==== INPUT MATERIAL

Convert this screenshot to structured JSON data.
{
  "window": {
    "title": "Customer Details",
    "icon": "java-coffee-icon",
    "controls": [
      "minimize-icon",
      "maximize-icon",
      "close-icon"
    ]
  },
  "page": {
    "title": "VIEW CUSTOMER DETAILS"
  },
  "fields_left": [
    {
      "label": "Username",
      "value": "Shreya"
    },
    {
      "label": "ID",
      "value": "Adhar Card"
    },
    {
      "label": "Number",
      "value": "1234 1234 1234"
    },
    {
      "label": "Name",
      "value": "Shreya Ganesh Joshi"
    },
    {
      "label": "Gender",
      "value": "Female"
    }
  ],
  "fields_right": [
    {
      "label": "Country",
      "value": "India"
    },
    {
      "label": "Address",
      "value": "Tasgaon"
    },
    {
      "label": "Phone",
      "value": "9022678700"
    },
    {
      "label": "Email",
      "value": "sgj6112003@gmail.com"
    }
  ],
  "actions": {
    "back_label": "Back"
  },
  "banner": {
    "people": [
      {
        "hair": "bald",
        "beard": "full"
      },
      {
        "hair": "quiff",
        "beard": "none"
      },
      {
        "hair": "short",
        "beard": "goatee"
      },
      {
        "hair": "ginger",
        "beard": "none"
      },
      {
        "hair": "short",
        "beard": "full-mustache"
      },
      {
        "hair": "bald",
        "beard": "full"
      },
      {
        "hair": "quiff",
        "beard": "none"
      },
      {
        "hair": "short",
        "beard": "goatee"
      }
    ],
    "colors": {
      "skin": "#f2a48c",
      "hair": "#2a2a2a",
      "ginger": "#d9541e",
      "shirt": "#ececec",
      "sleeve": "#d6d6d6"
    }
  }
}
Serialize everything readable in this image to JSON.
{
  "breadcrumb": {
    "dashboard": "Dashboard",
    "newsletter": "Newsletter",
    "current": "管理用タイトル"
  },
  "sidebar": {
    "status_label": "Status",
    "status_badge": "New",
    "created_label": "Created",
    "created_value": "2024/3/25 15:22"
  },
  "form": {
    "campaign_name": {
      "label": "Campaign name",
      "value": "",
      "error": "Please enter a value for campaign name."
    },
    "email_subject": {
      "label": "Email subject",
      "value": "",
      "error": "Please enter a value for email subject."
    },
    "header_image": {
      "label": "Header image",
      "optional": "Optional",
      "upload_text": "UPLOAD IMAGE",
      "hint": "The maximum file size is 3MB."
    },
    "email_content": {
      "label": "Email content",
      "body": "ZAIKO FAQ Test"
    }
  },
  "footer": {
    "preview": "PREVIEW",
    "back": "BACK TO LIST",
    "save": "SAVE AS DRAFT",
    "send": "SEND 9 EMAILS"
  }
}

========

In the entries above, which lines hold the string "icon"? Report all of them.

◆ EXERCISE OUTPUT ◆
    "icon": "java-coffee-icon",
      "minimize-icon",
      "maximize-icon",
      "close-icon"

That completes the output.